    I would be most grateful if you could share that article with me somehow. As you can see in my previous reply, my mother and my maternal Grandmother both died from Dementia with Lewy Bodies. I know that the gut has its own nervous system apart from the brain, unlike any other system of the body. I have never heard of Lewy Bodies being found in the gut as well as in the brain. This fascinates me, as there is also a bowel condition that runs (no pun intended) through that side of my family as well. The crazy thing is, migraines come from my father’s side of the family!

  • Jules2dl
    5 years ago

    Wow, that’s a lot to absorb as someone whose migraines have gotten worse in middle age, has tremors in hands and legs, has restless leg syndrome, and a family history of Dementia with Lewy Bodies which has aspects of both Parkinson’s Disease and Alzheimer’s. Both my mother and my grandmother both displayed more of the Parkinson’s aspects of the disease.
    I used to get auras as a teenager, and recently I began having visual symptoms fairly frequently. Since I’ve had an ongoing migraine for almost 3 years now, I can’t quite call it an aura, as it occurs concurrently with the pain.
    I know you said not to worry, but that’s kind of like saying “don’t look at the pink elephant in the middle of the room!”
    Seriously, I’m not freaking out, it’s impossible to worry about Parkinson’s now that Ebola’s here.

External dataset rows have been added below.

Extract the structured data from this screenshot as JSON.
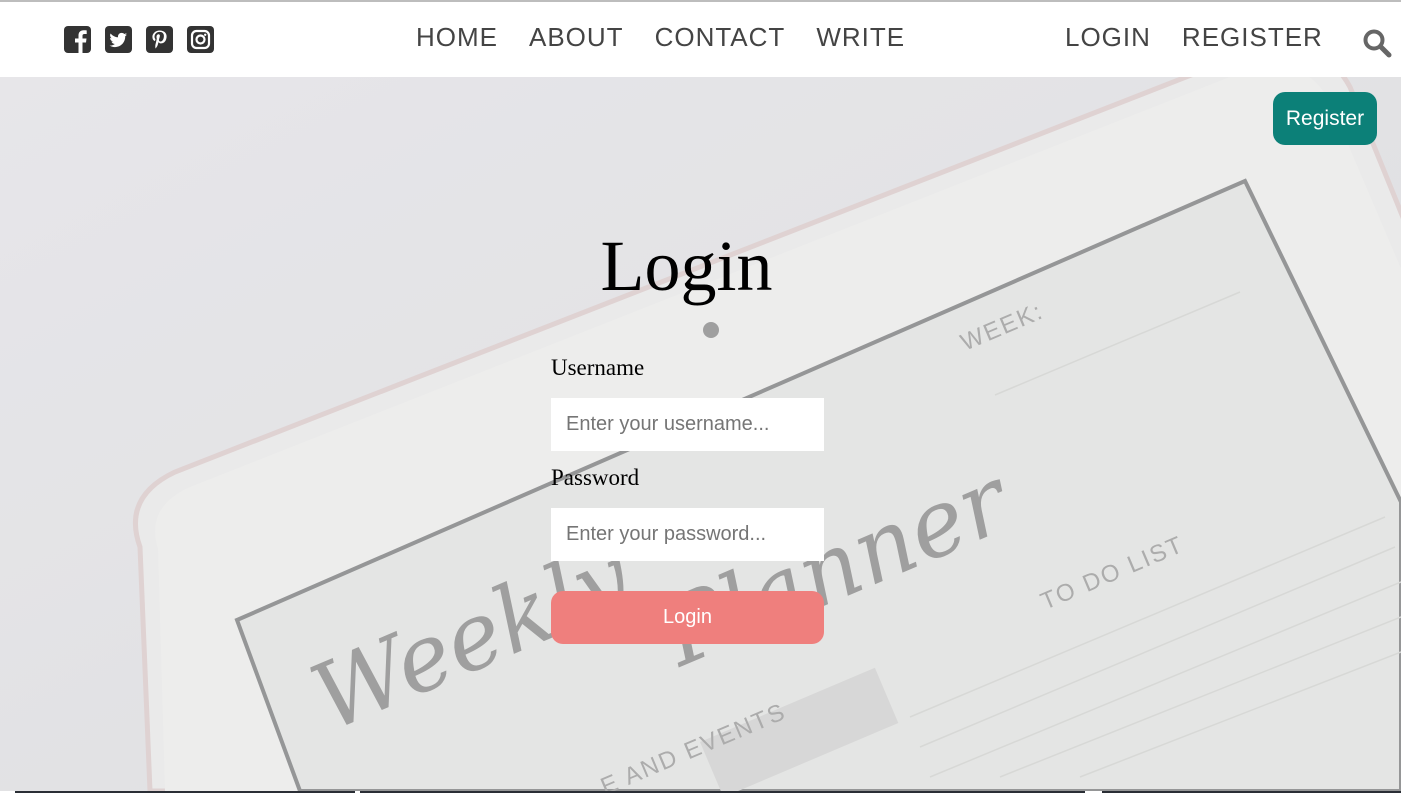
{
  "social": [
    {
      "icon": "facebook-icon"
    },
    {
      "icon": "twitter-icon"
    },
    {
      "icon": "pinterest-icon"
    },
    {
      "icon": "instagram-icon"
    }
  ],
  "nav": {
    "home": "HOME",
    "about": "ABOUT",
    "contact": "CONTACT",
    "write": "WRITE",
    "login": "LOGIN",
    "register": "REGISTER",
    "search_icon": "search-icon"
  },
  "hero": {
    "register_button": "Register",
    "background_text": {
      "planner": "Weekly Planner",
      "week": "WEEK:",
      "todo": "TO DO LIST",
      "events": "E AND EVENTS"
    }
  },
  "form": {
    "title": "Login",
    "username_label": "Username",
    "username_placeholder": "Enter your username...",
    "password_label": "Password",
    "password_placeholder": "Enter your password...",
    "submit_label": "Login"
  },
  "colors": {
    "accent_register": "#0c8078",
    "accent_login": "#ef7f7d",
    "nav_text": "#444444"
  }
}
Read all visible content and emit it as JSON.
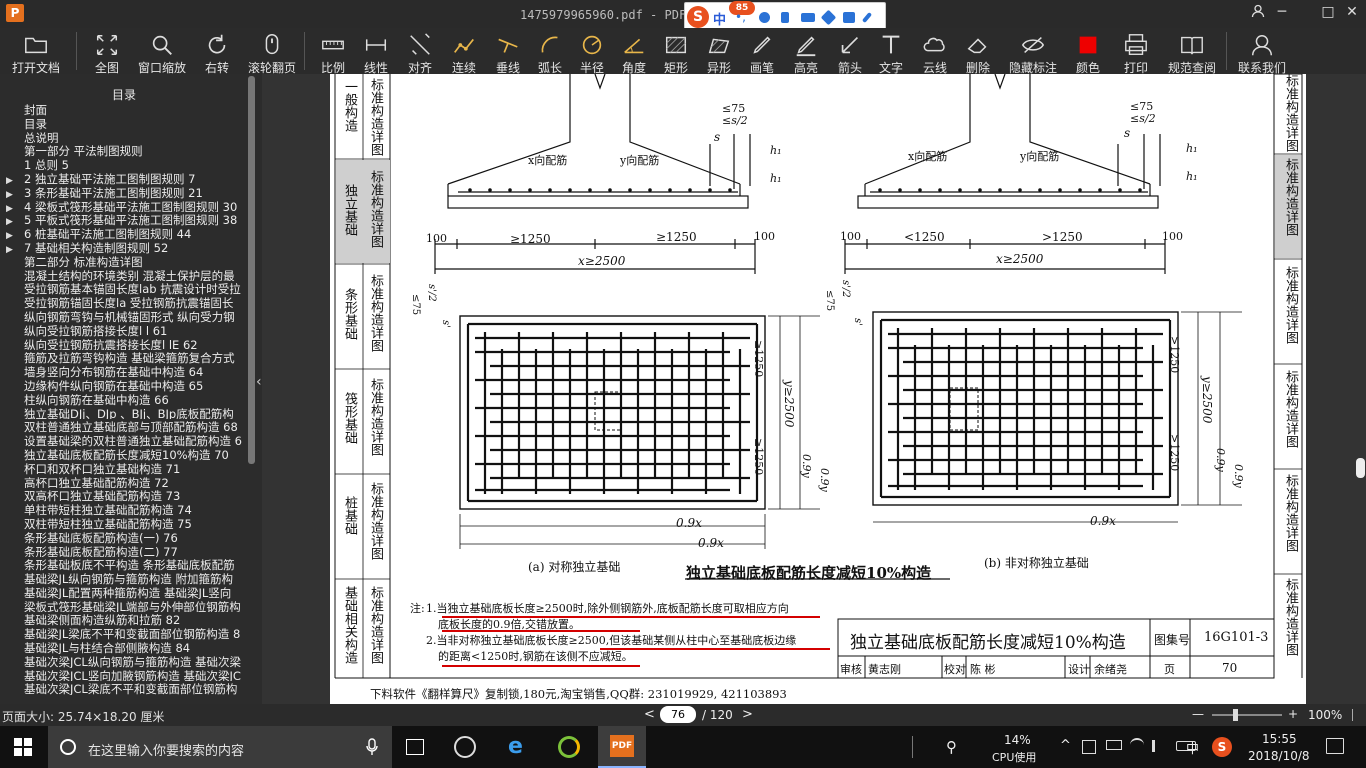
{
  "window": {
    "title": "1475979965960.pdf - PDF 快",
    "app_icon": "P",
    "min": "─",
    "restore": "□",
    "close": "✕",
    "user": "👤"
  },
  "ime": {
    "badge": "85",
    "mode": "中",
    "logo": "S"
  },
  "toolbar": {
    "items": [
      {
        "label": "打开文档",
        "icon": "folder-icon"
      },
      {
        "label": "全图",
        "icon": "fit-page-icon"
      },
      {
        "label": "窗口缩放",
        "icon": "zoom-icon"
      },
      {
        "label": "右转",
        "icon": "rotate-icon"
      },
      {
        "label": "滚轮翻页",
        "icon": "mouse-icon"
      },
      {
        "label": "比例",
        "icon": "scale-icon"
      },
      {
        "label": "线性",
        "icon": "linear-icon"
      },
      {
        "label": "对齐",
        "icon": "align-icon"
      },
      {
        "label": "连续",
        "icon": "continuous-icon"
      },
      {
        "label": "垂线",
        "icon": "perpendicular-icon"
      },
      {
        "label": "弧长",
        "icon": "arc-icon"
      },
      {
        "label": "半径",
        "icon": "radius-icon"
      },
      {
        "label": "角度",
        "icon": "angle-icon"
      },
      {
        "label": "矩形",
        "icon": "rectangle-icon"
      },
      {
        "label": "异形",
        "icon": "polygon-icon"
      },
      {
        "label": "画笔",
        "icon": "pen-icon"
      },
      {
        "label": "高亮",
        "icon": "highlight-icon"
      },
      {
        "label": "箭头",
        "icon": "arrow-icon"
      },
      {
        "label": "文字",
        "icon": "text-icon"
      },
      {
        "label": "云线",
        "icon": "cloud-icon"
      },
      {
        "label": "删除",
        "icon": "eraser-icon"
      },
      {
        "label": "隐藏标注",
        "icon": "eye-hide-icon"
      },
      {
        "label": "颜色",
        "icon": "color-icon"
      },
      {
        "label": "打印",
        "icon": "print-icon"
      },
      {
        "label": "规范查阅",
        "icon": "book-icon"
      },
      {
        "label": "联系我们",
        "icon": "contact-icon"
      }
    ]
  },
  "sidebar": {
    "title": "目录",
    "items": [
      {
        "text": "封面",
        "arrow": ""
      },
      {
        "text": "目录",
        "arrow": ""
      },
      {
        "text": "总说明",
        "arrow": ""
      },
      {
        "text": "第一部分  平法制图规则",
        "arrow": ""
      },
      {
        "text": "1  总则  5",
        "arrow": ""
      },
      {
        "text": "2  独立基础平法施工图制图规则  7",
        "arrow": "▶"
      },
      {
        "text": "3  条形基础平法施工图制图规则  21",
        "arrow": "▶"
      },
      {
        "text": "4  梁板式筏形基础平法施工图制图规则  30",
        "arrow": "▶"
      },
      {
        "text": "5  平板式筏形基础平法施工图制图规则  38",
        "arrow": "▶"
      },
      {
        "text": "6  桩基础平法施工图制图规则  44",
        "arrow": "▶"
      },
      {
        "text": "7  基础相关构造制图规则  52",
        "arrow": "▶"
      },
      {
        "text": "第二部分  标准构造详图",
        "arrow": ""
      },
      {
        "text": "混凝土结构的环境类别  混凝土保护层的最",
        "arrow": ""
      },
      {
        "text": "受拉钢筋基本锚固长度lab  抗震设计时受拉",
        "arrow": ""
      },
      {
        "text": "受拉钢筋锚固长度la  受拉钢筋抗震锚固长",
        "arrow": ""
      },
      {
        "text": "纵向钢筋弯钩与机械锚固形式  纵向受力钢",
        "arrow": ""
      },
      {
        "text": "纵向受拉钢筋搭接长度l l  61",
        "arrow": ""
      },
      {
        "text": "纵向受拉钢筋抗震搭接长度l lE  62",
        "arrow": ""
      },
      {
        "text": "箍筋及拉筋弯钩构造  基础梁箍筋复合方式",
        "arrow": ""
      },
      {
        "text": "墙身竖向分布钢筋在基础中构造  64",
        "arrow": ""
      },
      {
        "text": "边缘构件纵向钢筋在基础中构造  65",
        "arrow": ""
      },
      {
        "text": "柱纵向钢筋在基础中构造  66",
        "arrow": ""
      },
      {
        "text": "独立基础DJj、DJp 、BJj、BJp底板配筋构",
        "arrow": ""
      },
      {
        "text": "双柱普通独立基础底部与顶部配筋构造  68",
        "arrow": ""
      },
      {
        "text": "设置基础梁的双柱普通独立基础配筋构造  6",
        "arrow": ""
      },
      {
        "text": "独立基础底板配筋长度减短10%构造  70",
        "arrow": ""
      },
      {
        "text": "杯口和双杯口独立基础构造  71",
        "arrow": ""
      },
      {
        "text": "高杯口独立基础配筋构造  72",
        "arrow": ""
      },
      {
        "text": "双高杯口独立基础配筋构造  73",
        "arrow": ""
      },
      {
        "text": "单柱带短柱独立基础配筋构造  74",
        "arrow": ""
      },
      {
        "text": "双柱带短柱独立基础配筋构造  75",
        "arrow": ""
      },
      {
        "text": "条形基础底板配筋构造(一)  76",
        "arrow": ""
      },
      {
        "text": "条形基础底板配筋构造(二)  77",
        "arrow": ""
      },
      {
        "text": "条形基础板底不平构造  条形基础底板配筋",
        "arrow": ""
      },
      {
        "text": "基础梁JL纵向钢筋与箍筋构造  附加箍筋构",
        "arrow": ""
      },
      {
        "text": "基础梁JL配置两种箍筋构造  基础梁JL竖向",
        "arrow": ""
      },
      {
        "text": "梁板式筏形基础梁JL端部与外伸部位钢筋构",
        "arrow": ""
      },
      {
        "text": "基础梁侧面构造纵筋和拉筋  82",
        "arrow": ""
      },
      {
        "text": "基础梁JL梁底不平和变截面部位钢筋构造  8",
        "arrow": ""
      },
      {
        "text": "基础梁JL与柱结合部侧腋构造  84",
        "arrow": ""
      },
      {
        "text": "基础次梁JCL纵向钢筋与箍筋构造  基础次梁",
        "arrow": ""
      },
      {
        "text": "基础次梁JCL竖向加腋钢筋构造  基础次梁JC",
        "arrow": ""
      },
      {
        "text": "基础次梁JCL梁底不平和变截面部位钢筋构",
        "arrow": ""
      }
    ]
  },
  "page": {
    "left_tabs": [
      "一般构造",
      "标准构造详图",
      "独立基础",
      "标准构造详图",
      "条形基础",
      "标准构造详图",
      "筏形基础",
      "标准构造详图",
      "桩基础",
      "标准构造详图",
      "基础相关构造",
      "标准构造详图"
    ],
    "right_tabs": [
      "标准构造详图",
      "标准构造详图",
      "标准构造详图",
      "标准构造详图",
      "标准构造详图",
      "标准构造详图"
    ],
    "dims_a": {
      "le75": "≤75",
      "le_s2": "≤s/2",
      "s": "s",
      "h1": "h₁",
      "h1b": "h₁",
      "x_bar": "x向配筋",
      "y_bar": "y向配筋",
      "d100l": "100",
      "d100r": "100",
      "ge1250a": "≥1250",
      "ge1250b": "≥1250",
      "x_ge": "x≥2500"
    },
    "dims_b": {
      "le75": "≤75",
      "le_s2": "≤s/2",
      "s": "s",
      "h1": "h₁",
      "h1b": "h₁",
      "x_bar": "x向配筋",
      "y_bar": "y向配筋",
      "d100l": "100",
      "d100r": "100",
      "lt1250": "<1250",
      "ge1250": ">1250",
      "x_ge": "x≥2500"
    },
    "plan_a": {
      "le75": "≤75",
      "s2": "s'/2",
      "s": "s'",
      "v1250a": "≥1250",
      "v1250b": "≥1250",
      "y_ge": "y≥2500",
      "y09a": "0.9y",
      "y09b": "0.9y",
      "x09a": "0.9x",
      "x09b": "0.9x"
    },
    "plan_b": {
      "le75": "≤75",
      "s2": "s'/2",
      "s": "s'",
      "v1250a": ">1250",
      "v1250b": ">1250",
      "y_ge": "y≥2500",
      "y09a": "0.9y",
      "y09b": "0.9y",
      "x09a": "0.9x"
    },
    "caption_a": "(a)  对称独立基础",
    "caption_b": "(b)  非对称独立基础",
    "main_caption": "独立基础底板配筋长度减短10%构造",
    "note_label": "注:",
    "note1_a": "1.当独立基础底板长度≥2500时,除外侧钢筋外,底板配筋长度可取相应方向",
    "note1_b": "底板长度的0.9倍,交错放置。",
    "note2_a": "2.当非对称独立基础底板长度≥2500,但该基础某侧从柱中心至基础底板边缘",
    "note2_b": "的距离<1250时,钢筋在该侧不应减短。",
    "titleblock": {
      "title": "独立基础底板配筋长度减短10%构造",
      "set_label": "图集号",
      "set_no": "16G101-3",
      "review": "审核",
      "reviewer": "黄志刚",
      "check": "校对",
      "checker": "陈  彬",
      "design": "设计",
      "designer": "余绪尧",
      "page_label": "页",
      "page_no": "70"
    },
    "footer": "下料软件《翻样算尺》复制锁,180元,淘宝销售,QQ群: 231019929, 421103893"
  },
  "status": {
    "page_size": "页面大小: 25.74×18.20 厘米",
    "current_page": "76",
    "total_pages": "/ 120",
    "zoom": "100%",
    "prev": "<",
    "next": ">",
    "zoom_out": "—",
    "zoom_in": "+"
  },
  "taskbar": {
    "search_placeholder": "在这里输入你要搜索的内容",
    "cpu": "14%",
    "cpu_label": "CPU使用",
    "time": "15:55",
    "date": "2018/10/8",
    "ime": "中",
    "app_label": "PDF"
  }
}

  • Sarah Hackley author
    5 years ago

    Jules,

    I hear you. I wrote this article because I’m a female migraineur who experiences extreme aura and has an extensive family history of Parkinson’s disease/symptoms (multiple immediate family members). I’m very interested in finding out more about this connection, as I hope it will lead to further insights into both conditions. For now, all we can really do is keep the connection in mind and watch for further developments/treatments.

  • Poll